But there are still areas in the world where people manage to maintain century-old traditions alive. Such a place is Maramures, a region located in the northwestern part of Romania. It is amazing how the inhabitants of this area refuse to change their cultural heritage and continue to perpetuate it in different aspects of their day to day life.

The traditions which date back since the Dacian period are still preserved to the present day and tourists who venture in this part of Romania would be captivated of the world they were to discover.

A relevant trait is the wooden churches which impress through their unique architecture. The structures are defined by tall pinnacles and shingled roofs. Although they are definitely not the expression of gradeur, the churches captivate through their simplicity and craftsmanship. There is a multitude of elements which harmoniously combine to complete the houses of pray.

The history behind the emergence of the wooden churches is quite complex, as it is that of the other cultural elements which have been infused throughout time in the area. The geographical, social and political influences are noticeable in each distinct part of art and architecture.

For instance, the mixture of various Orthodox religions, as well as the Gothic influences, have put their mark on various forms of artistic expression.

There are eight churches in Maramures which respect to the fullest the traditional timber architecture. These, as you have probably already guessed, are erected almost completely out of wood, with only the base of the church being constructed out of stones and pebbles.

To give an example, the Church of Saint Nicholas, dates back to the middle of the 17th century (1643) and it is considered an architectural ‘wonder’, especially if we are to take into account the timeframe in which it was constructed.

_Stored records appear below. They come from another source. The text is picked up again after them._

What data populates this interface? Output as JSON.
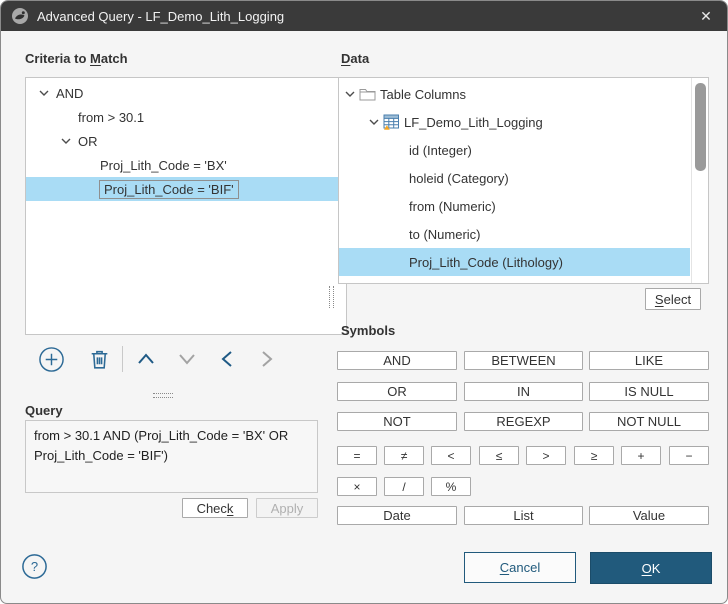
{
  "window": {
    "title": "Advanced Query - LF_Demo_Lith_Logging",
    "close_glyph": "✕"
  },
  "criteria": {
    "label": {
      "pre": "Criteria to ",
      "u": "M",
      "post": "atch"
    },
    "tree": [
      {
        "text": "AND",
        "expanded": true
      },
      {
        "text": "from > 30.1"
      },
      {
        "text": "OR",
        "expanded": true
      },
      {
        "text": "Proj_Lith_Code = 'BX'"
      },
      {
        "text": "Proj_Lith_Code = 'BIF'",
        "selected": true
      }
    ]
  },
  "query": {
    "label": "Query",
    "text": "from > 30.1 AND (Proj_Lith_Code = 'BX' OR Proj_Lith_Code = 'BIF')",
    "check": {
      "pre": "Chec",
      "u": "k",
      "post": ""
    },
    "apply": "Apply"
  },
  "data_panel": {
    "label": {
      "pre": "",
      "u": "D",
      "post": "ata"
    },
    "tree": [
      {
        "text": "Table Columns",
        "icon": "folder-icon",
        "expanded": true
      },
      {
        "text": "LF_Demo_Lith_Logging",
        "icon": "table-icon",
        "expanded": true
      },
      {
        "text": "id (Integer)"
      },
      {
        "text": "holeid (Category)"
      },
      {
        "text": "from (Numeric)"
      },
      {
        "text": "to (Numeric)"
      },
      {
        "text": "Proj_Lith_Code (Lithology)",
        "selected": true
      }
    ],
    "select": {
      "pre": "",
      "u": "S",
      "post": "elect"
    }
  },
  "symbols": {
    "label": "Symbols",
    "logical": [
      "AND",
      "BETWEEN",
      "LIKE",
      "OR",
      "IN",
      "IS NULL",
      "NOT",
      "REGEXP",
      "NOT NULL"
    ],
    "comparison": [
      "=",
      "≠",
      "<",
      "≤",
      ">",
      "≥",
      "+",
      "−"
    ],
    "arithmetic": [
      "×",
      "/",
      "%"
    ],
    "values": [
      "Date",
      "List",
      "Value"
    ]
  },
  "footer": {
    "help": "?",
    "cancel": {
      "pre": "",
      "u": "C",
      "post": "ancel"
    },
    "ok": {
      "pre": "",
      "u": "O",
      "post": "K"
    }
  },
  "colors": {
    "titlebar": "#3a3a3a",
    "accent_blue": "#215a7c",
    "icon_blue": "#2d6a96",
    "selection_blue": "#a9dcf5",
    "disabled_gray": "#9e9e9e",
    "table_icon_warning": "#f5a623"
  }
}
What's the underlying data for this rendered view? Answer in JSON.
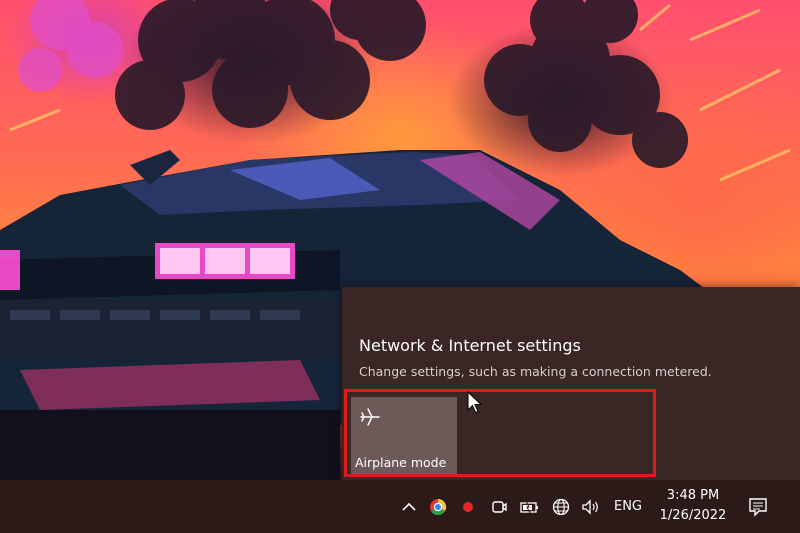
{
  "flyout": {
    "settings_link": "Network & Internet settings",
    "settings_description": "Change settings, such as making a connection metered.",
    "tiles": [
      {
        "label": "Airplane mode",
        "icon": "airplane-icon"
      }
    ]
  },
  "taskbar": {
    "tray_icons": [
      "chevron-up-icon",
      "chrome-icon",
      "record-icon",
      "meet-now-icon",
      "battery-icon",
      "network-globe-icon",
      "speaker-icon"
    ],
    "language": "ENG",
    "time": "3:48 PM",
    "date": "1/26/2022",
    "notification_icon": "notification-center-icon"
  },
  "colors": {
    "highlight_border": "#e0191b",
    "flyout_bg": "#3a2624",
    "tile_bg": "#6d5957",
    "taskbar_bg": "#2b1a18"
  }
}
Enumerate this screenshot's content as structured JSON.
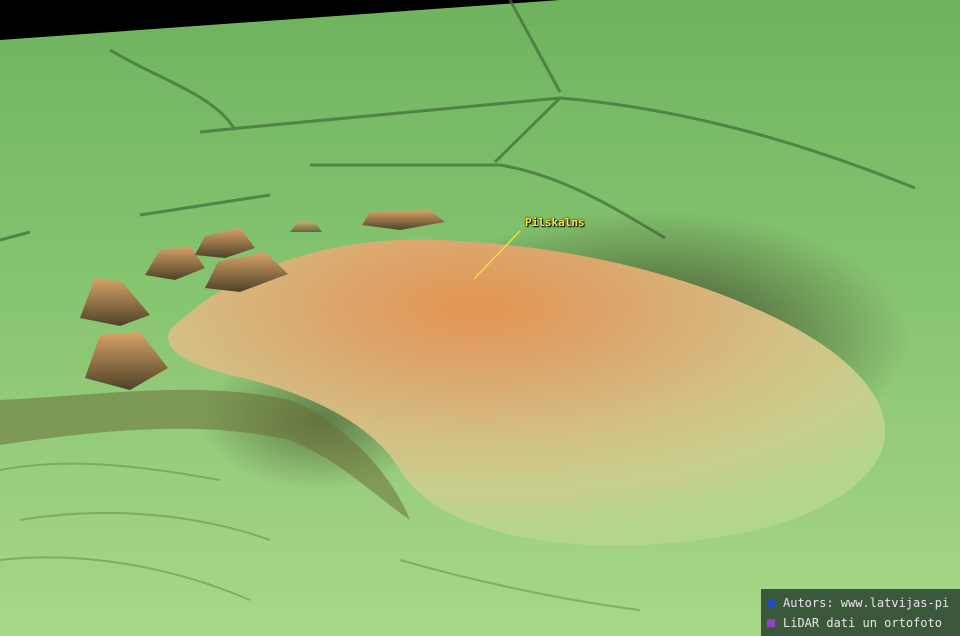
{
  "map": {
    "feature_label": "Pilskalns"
  },
  "credits": [
    {
      "text": "Autors: www.latvijas-pi",
      "color": "#1e4fb8"
    },
    {
      "text": "LiDAR dati un ortofoto",
      "color": "#9a3fc8"
    }
  ],
  "colors": {
    "label": "#ffe838",
    "terrain_low": "#a9d889",
    "terrain_mid": "#7fbf6a",
    "hill_top": "#e29a58",
    "hill_shadow": "#3b3a22"
  }
}
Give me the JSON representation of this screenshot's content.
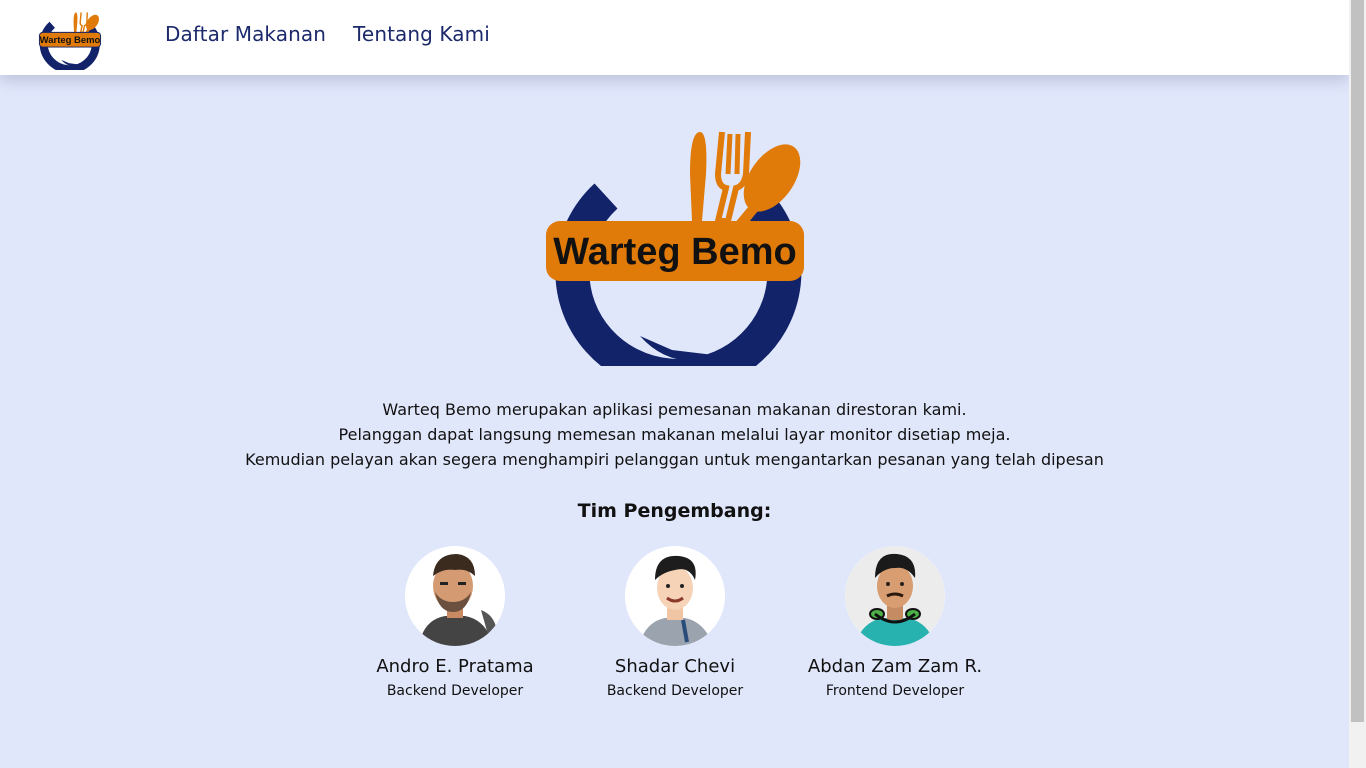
{
  "brand": {
    "name": "Warteg Bemo",
    "colors": {
      "navy": "#13236a",
      "orange": "#e07a09",
      "background": "#e1e7fb"
    }
  },
  "nav": {
    "links": [
      {
        "label": "Daftar Makanan"
      },
      {
        "label": "Tentang Kami"
      }
    ]
  },
  "about": {
    "lines": [
      "Warteq Bemo merupakan aplikasi pemesanan makanan direstoran kami.",
      "Pelanggan dapat langsung memesan makanan melalui layar monitor disetiap meja.",
      "Kemudian pelayan akan segera menghampiri pelanggan untuk mengantarkan pesanan yang telah dipesan"
    ],
    "team_heading": "Tim Pengembang:",
    "team": [
      {
        "name": "Andro E. Pratama",
        "role": "Backend Developer",
        "avatar_icon": "bearded-man-avatar"
      },
      {
        "name": "Shadar Chevi",
        "role": "Backend Developer",
        "avatar_icon": "smiling-man-avatar"
      },
      {
        "name": "Abdan Zam Zam R.",
        "role": "Frontend Developer",
        "avatar_icon": "headphones-man-avatar"
      }
    ]
  }
}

The rectangular church awes through its dimensions, but more so through its traditional mural paintings which date back to the 18th century (1762). It is no surprise that the church is a part of the UNESCO World Heritages since 1999.

But artistry is easily noticeable in another traditional element. The inhabitants of Maramures are renowned for their carved wooden gates. It is a tradition which has been kept for centuries and today tourists visiting this part of the world will see how the entry to each home is presided by an enormous gate which abounds in traditional symbols and leitmotifs, such as the sun, the twisted rope, the tree of life. These symbols stand for life, continuity, youth, faith, protection from evil spirits and so on.

The conclusion is this: Maramures has preserved it ancient traditions alive and the unique forms of art which one seldom finds in other parts of the world are present here at every step. So if you want to take a journey into another realm, where the reality you are used to seems to vanish in an instant, then visit Maramures.